Although there is only a small quantity of proteins, vitamins and minerals and other compounds in Raw honey their nutritional importance lies on how these compounds interact with the body to produce a medicinal effect.
The low water content, high sugar content and low pH level of honey inhibits the growth of micro organisms and fungi making honey antimicrobial. The Raw honey enzyme glucose oxidase produces at very low and consistent levels the agent hydrogen peroxide which kills and prevents the growth of bacteria. The reason that raw honey should not be heated is because heat along with light destroys this enzyme and prevents honey from killing bacteria. Thus for the highest antibacterial activity, honey should be stored in a cool, dark place.
Antioxidants are molecules in the body that prevent free radicals (molecules with unpaired electrons) from damaging the cellular membrane and the cell DNA. If cellular components such as these are damaged they may lead to cancer, accelerated ageing and other diseases. Normally in a living organism there is a balance between the production of free radicals and the antioxidant protective activity. The term oxidative stress describes an imbalance between free radicals and antioxidants which is highly dangerous for the body.
Raw honey contains significant antioxidant activity including glucose oxidase, catalase, ascorbic acid, flavonoids, phenolic acids, carotenoid derivatice, organic acids, amino acids and proteins.
A daily Raw honey intake of 1.2 g/kg body weight increases the body’s antioxidant capacity by increasing the level of the following antioxidant agents including: Vit C by 47%, B-carotene b 3%, uric acid by 12 %.
Antioxidant activity depends heavily on the type of flower the honey originated from.
Inflammation is the body’s response to tissue damage caused by injury, irritants or harmful pathogens. Inflammation can either be acute (short term) or chronic (long-term). The 5 cardinal signs of inflammation to the affected area include: swelling, redness, heat, pain and loss of function.
Raw honey reduces the above signs of inflammation by providing energy to the body’s immune cells to fight off the causes of the inflammation. In one study the ingestion of honey decreased inflammation in inflammatory bowel disease and was just as effective as the prescription treatment for colitis.
Honey has a positive effect against dental plaque development and gingivitis because it is a strong antimicrobial substance. The ingestion of raw honey causes no erosion of tooth enamel unlike for example, drinking fruit juice. It is safe to say that although sweet, honey does not cause cavities unlike refined sugar and in some cases honey can prevent cavities.
Raw honey has been shown to treat a number of other digestive problems including constipation, stomach ulcers and inflammation of the colon. The reason for this is because honey is a strong inhibitor of Helicobacter pylori , the agent responsible for causing peptic ulcers and gastritis. Honey also has a prebiotic effect causing an increase of friendly bacteria in the intestines. In clinical studies with infants and children honey shortened the duration of bacterial diarrhoea. For constipation, large intake of honey 50-100g can lead to a mild laxative effect because fructose alone is less readily absorbed in the intestinal tract than when combined with glucose thus helps with regular digestion.

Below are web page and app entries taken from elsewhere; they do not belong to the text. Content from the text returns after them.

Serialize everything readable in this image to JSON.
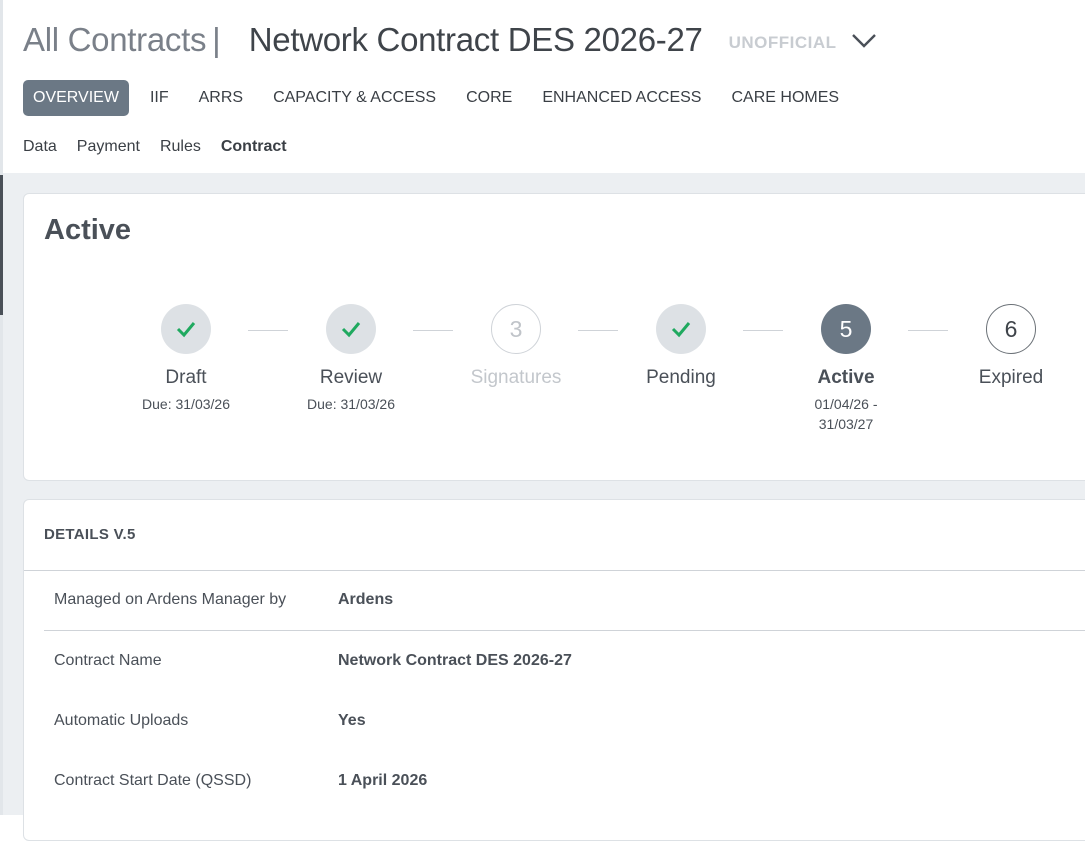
{
  "header": {
    "breadcrumb": "All Contracts",
    "separator": "|",
    "title": "Network Contract DES 2026-27",
    "status_tag": "UNOFFICIAL",
    "dropdown_icon": "chevron-down-icon"
  },
  "primary_tabs": [
    "OVERVIEW",
    "IIF",
    "ARRS",
    "CAPACITY & ACCESS",
    "CORE",
    "ENHANCED ACCESS",
    "CARE HOMES"
  ],
  "primary_active": "OVERVIEW",
  "sub_tabs": [
    "Data",
    "Payment",
    "Rules",
    "Contract"
  ],
  "sub_active": "Contract",
  "status_card": {
    "heading": "Active",
    "steps": [
      {
        "label": "Draft",
        "state": "done",
        "icon": "check-icon",
        "sub": [
          "Due: 31/03/26"
        ]
      },
      {
        "label": "Review",
        "state": "done",
        "icon": "check-icon",
        "sub": [
          "Due: 31/03/26"
        ]
      },
      {
        "label": "Signatures",
        "state": "inactive",
        "number": "3",
        "sub": []
      },
      {
        "label": "Pending",
        "state": "done",
        "icon": "check-icon",
        "sub": []
      },
      {
        "label": "Active",
        "state": "current",
        "number": "5",
        "sub": [
          "01/04/26 -",
          "31/03/27"
        ]
      },
      {
        "label": "Expired",
        "state": "future",
        "number": "6",
        "sub": []
      }
    ]
  },
  "details": {
    "heading": "DETAILS V.5",
    "rows": [
      {
        "label": "Managed on Ardens Manager by",
        "value": "Ardens"
      },
      {
        "label": "Contract Name",
        "value": "Network Contract DES 2026-27"
      },
      {
        "label": "Automatic Uploads",
        "value": "Yes"
      },
      {
        "label": "Contract Start Date (QSSD)",
        "value": "1 April 2026"
      }
    ]
  },
  "colors": {
    "tab_active_bg": "#6b7885",
    "check_green": "#1fa95f",
    "underline_blue": "#2f5f82",
    "page_bg": "#eceff2"
  }
}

Honey intake reduces cholesterol and lipid levels.
Studies have shown that infants on a diet with Raw honey had better blood formation and a higher weight gain. Raw honey is better tolerated by babies than sucrose and showed less throw up. When compared to water, honey significantly reduces crying phases in babies, a better skin colour, no digestive problems, and these infants were less likely to develope diseases.
There is a health concern regarding honey as it contains the bacteria clostridium botulinum. Since honey is a non sterilized packaged food, there is a risk of this bacteria surviving in honey however these traces of bacteria cannot produce toxins in the honey.
The issue is that in the stomach of infants younger than the age of one, the bacteria can theoretically survive and build the toxin in the stomach however children over the ages of 12 months can ingest honey without any risk. In some cases infant botulism has been reported about 1 a year and hence why honey packers in the UK place a warning on the label that “honey should not be given to infants under the age of 1”.
Raw honey allergies are very uncommon. It is reported that patients allergic to pollen are rarely allergic to honey. The incidence of honey allergy in a group of 173 food allergy patient’s representative of the overall population was only 2.3% and is attributed to the bee origin.